That is why, quite predictably, the Japanese Government managed to win the legal proceedings at all the levels (including the Supreme Court) and, as of April 2017, the construction work in the district of Henoko has been underway.
Judging by the recent photographs, the lagoon has been won back by building concrete barriers (approximately, judging by the pictures) at a distance of 200 – 300 m away from the sea shore into the sea. That is, the work is approaching its final stage.
However, on July 27, the Governor Takeshi Onaga re-emerged and departed 10 days later, he had been diagnosed with pancreatic tumour in spring this year. In his last political message, he stated that he was going to recall the authorisation for allocating the land plot for building the Futenma 2 base which had been granted by his predecessor occupying the post of the Okinawa Governor.
The Act revoking the permission was implemented by the Prefecture Government on August 27, i.e. after the death of Takeshi Onaga, thus ensuring the execution of his political will in a symbolic way.
Even though the construction is being carried out by the Central Government at the expense of the state budget (the legal aspects being on their side), it seems Tokyo decided to refrain from exacerbating the situation which had already been affected by the death of the popular Governor. On August 15, i.e. a week after the death of Takeshi Onaga and before the well-anticipated decision of the Prefecture Government, all scope of the construction work was “suspended due to the coming typhoons.”
The Central Government decided to take a pause, apparently until the end of September, which is not a critical delay in implementing projects of such scope and significance. The thing is that the new Prefecture Governor Elections are scheduled for September 30 this year and the ruling Liberal Democratic Party will probably support the incumbent Mayor of Ginowan Atsushi Sakima.

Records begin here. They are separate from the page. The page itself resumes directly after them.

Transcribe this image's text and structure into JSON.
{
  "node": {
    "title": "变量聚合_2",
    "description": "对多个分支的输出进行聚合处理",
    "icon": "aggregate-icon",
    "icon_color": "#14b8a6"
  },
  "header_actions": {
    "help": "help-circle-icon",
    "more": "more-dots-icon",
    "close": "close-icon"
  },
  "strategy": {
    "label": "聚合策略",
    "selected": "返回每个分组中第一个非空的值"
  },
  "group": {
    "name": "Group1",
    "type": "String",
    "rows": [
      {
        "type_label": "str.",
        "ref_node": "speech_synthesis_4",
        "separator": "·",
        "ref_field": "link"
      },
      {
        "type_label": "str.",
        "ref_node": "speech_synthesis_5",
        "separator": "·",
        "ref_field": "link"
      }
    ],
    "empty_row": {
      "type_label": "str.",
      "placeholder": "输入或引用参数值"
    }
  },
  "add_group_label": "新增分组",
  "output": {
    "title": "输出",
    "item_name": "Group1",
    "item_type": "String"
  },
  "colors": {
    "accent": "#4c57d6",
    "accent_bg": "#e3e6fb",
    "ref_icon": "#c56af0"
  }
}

Atsushi Sakima advocates eliminating the US base from his city, but supports its relocation to Henoko. For the time being, his chances of becoming the new Okinawa Prefecture Governor are estimated as very likely. Electing Sakima would expedite the resolution of the complementary issue in the relations with the key ally for the Japanese Government. There are enough issues without Futenma, as we already mentioned.
All of them are to be discussed at the coming (8th by count) meeting of Shinzō Abe and Donald Trump in New York scheduled for September 25, according to the Kyodo media agency. It is to be held under the auspices of another UN General Assembly where the Japanese Prime Minister is going to give a speech.
Apparently, the Governor Elections on Okinawa will take place after the event. However, let us repeat, the Central Government has legal grounds to resume the work in Henoko after the decency pause on the occasion of remembering the late Governor without waiting for the Okinawa Elections results. And the typhoons will be over by that time as well.
Everything will depend on what is more important for Shinzō Abe at the moment: to hold a new round of negotiations with the key ally country President on much more important issues of the bilateral relations without the burden of responsibility for the uncertainty around one of the US bases on Okinawa; or to prioritise the increasingly burning issues of the domestic political life whose main topic is gradually switching to the coming Parliamentary Elections next year? The second option is stipulated by the country’s Prime Minister respect for the feelings and moods of the electorate. Including the stubborn Okinawans.
Thus, we are going to watch the rather notable events concerning the Futenma base which have already become the longest lasting political soap opera in the intra-Japanese and the US-Japanese relations ever.
Vladimir Terekhov, expert on the issues of the Asia-Pacific region, exclusively for the online magazine “New Eastern Outlook”.